-- DATASET follows --

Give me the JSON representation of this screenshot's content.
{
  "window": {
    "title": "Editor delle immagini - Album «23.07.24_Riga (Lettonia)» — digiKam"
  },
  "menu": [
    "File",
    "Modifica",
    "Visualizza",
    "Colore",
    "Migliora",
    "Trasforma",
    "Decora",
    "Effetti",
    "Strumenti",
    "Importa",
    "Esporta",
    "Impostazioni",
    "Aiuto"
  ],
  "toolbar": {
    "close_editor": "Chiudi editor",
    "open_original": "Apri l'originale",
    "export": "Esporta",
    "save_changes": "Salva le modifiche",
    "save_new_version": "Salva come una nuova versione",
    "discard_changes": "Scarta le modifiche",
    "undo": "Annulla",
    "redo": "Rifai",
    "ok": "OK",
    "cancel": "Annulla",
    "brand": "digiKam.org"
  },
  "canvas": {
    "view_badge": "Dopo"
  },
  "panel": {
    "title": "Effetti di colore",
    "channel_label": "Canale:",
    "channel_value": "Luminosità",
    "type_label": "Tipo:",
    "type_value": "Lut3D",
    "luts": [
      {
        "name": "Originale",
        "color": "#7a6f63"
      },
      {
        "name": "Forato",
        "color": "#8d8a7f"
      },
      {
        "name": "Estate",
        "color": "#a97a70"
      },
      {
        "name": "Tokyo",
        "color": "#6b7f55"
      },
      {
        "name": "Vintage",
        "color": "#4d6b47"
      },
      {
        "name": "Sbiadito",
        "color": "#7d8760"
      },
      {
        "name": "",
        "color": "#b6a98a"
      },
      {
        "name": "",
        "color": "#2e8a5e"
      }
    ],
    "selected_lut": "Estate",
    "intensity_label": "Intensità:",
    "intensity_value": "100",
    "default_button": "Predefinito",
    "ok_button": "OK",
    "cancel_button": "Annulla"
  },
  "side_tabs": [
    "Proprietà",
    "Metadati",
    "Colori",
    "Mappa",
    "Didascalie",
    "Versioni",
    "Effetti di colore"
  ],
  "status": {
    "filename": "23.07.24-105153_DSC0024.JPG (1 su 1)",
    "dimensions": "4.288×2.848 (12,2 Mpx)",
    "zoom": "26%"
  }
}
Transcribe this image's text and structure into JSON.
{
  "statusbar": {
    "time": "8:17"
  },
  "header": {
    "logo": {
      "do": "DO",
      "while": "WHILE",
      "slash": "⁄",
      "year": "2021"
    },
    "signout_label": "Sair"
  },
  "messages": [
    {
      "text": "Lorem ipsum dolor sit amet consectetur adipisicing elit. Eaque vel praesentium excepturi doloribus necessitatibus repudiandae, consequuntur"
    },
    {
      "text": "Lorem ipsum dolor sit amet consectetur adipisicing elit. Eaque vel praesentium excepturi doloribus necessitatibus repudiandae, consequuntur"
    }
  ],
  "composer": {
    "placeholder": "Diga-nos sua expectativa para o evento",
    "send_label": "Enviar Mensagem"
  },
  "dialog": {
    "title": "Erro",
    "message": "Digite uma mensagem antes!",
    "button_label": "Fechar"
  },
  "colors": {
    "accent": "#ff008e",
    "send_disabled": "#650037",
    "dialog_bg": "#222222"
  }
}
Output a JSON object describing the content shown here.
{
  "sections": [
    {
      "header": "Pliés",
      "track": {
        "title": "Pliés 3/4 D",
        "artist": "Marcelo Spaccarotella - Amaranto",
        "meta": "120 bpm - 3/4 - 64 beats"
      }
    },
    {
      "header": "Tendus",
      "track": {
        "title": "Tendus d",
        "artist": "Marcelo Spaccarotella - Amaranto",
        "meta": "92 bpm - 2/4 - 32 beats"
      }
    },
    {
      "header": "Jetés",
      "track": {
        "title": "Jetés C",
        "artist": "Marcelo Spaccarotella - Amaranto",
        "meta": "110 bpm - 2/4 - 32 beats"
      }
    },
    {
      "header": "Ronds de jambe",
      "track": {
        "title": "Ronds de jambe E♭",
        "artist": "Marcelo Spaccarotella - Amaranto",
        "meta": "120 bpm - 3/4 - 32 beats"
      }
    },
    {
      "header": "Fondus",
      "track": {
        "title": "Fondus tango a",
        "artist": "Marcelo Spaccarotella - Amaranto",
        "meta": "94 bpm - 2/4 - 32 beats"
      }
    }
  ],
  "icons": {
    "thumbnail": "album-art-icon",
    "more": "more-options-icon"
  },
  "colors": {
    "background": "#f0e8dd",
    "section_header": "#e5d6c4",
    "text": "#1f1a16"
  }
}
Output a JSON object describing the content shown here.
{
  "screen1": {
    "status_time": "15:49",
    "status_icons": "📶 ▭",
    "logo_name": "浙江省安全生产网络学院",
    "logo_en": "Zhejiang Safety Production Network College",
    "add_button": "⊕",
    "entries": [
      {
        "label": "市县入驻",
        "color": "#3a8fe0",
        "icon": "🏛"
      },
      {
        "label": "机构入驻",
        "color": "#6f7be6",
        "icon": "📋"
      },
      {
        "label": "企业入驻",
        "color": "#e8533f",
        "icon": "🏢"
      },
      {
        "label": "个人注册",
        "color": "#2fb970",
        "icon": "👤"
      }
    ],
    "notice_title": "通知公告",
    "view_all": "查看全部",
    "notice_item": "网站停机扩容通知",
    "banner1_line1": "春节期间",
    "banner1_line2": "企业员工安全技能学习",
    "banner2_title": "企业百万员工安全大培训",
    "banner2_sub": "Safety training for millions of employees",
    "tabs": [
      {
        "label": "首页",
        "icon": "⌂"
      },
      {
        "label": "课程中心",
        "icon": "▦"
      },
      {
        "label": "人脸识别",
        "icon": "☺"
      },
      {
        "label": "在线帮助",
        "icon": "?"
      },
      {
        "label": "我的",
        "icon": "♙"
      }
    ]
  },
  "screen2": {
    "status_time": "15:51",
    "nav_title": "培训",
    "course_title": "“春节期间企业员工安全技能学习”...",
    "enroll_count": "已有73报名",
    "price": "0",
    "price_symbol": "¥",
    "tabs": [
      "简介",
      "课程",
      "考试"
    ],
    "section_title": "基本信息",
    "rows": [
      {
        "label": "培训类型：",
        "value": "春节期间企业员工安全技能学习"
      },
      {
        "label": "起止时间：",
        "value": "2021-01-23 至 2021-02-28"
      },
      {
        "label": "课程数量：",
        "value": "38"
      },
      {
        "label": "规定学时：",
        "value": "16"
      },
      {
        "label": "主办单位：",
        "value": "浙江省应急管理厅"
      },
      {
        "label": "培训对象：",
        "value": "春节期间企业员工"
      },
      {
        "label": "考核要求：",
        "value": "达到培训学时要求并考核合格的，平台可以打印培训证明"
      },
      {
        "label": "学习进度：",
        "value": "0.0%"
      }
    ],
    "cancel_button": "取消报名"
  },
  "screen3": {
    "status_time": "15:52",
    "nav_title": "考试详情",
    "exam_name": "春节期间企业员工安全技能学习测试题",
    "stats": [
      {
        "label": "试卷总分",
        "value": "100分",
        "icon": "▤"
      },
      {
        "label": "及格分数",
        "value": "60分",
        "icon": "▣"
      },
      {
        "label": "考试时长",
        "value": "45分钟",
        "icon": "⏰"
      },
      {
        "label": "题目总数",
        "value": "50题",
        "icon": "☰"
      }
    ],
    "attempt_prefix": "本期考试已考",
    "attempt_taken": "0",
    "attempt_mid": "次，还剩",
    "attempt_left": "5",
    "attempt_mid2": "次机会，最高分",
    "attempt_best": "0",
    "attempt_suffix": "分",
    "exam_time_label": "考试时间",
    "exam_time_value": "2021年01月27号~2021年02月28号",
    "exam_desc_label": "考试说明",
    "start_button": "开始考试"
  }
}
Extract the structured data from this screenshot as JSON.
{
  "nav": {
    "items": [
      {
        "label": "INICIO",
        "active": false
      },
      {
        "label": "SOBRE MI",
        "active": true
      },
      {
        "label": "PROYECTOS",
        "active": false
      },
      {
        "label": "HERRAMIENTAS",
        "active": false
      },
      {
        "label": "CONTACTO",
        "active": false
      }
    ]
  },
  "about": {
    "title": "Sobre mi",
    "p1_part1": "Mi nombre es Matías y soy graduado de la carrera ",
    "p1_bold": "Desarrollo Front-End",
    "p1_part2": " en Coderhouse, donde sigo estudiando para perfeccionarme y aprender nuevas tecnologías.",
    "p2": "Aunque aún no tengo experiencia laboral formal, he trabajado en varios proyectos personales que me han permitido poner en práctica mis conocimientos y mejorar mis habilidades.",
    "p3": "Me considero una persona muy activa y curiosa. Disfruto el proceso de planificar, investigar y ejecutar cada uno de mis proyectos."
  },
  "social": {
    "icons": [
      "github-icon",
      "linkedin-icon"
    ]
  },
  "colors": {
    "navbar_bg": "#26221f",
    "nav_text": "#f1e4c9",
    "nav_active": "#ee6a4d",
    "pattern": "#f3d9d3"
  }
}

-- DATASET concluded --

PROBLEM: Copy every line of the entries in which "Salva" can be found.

ANSWER:
    "save_changes": "Salva le modifiche",
    "save_new_version": "Salva come una nuova versione",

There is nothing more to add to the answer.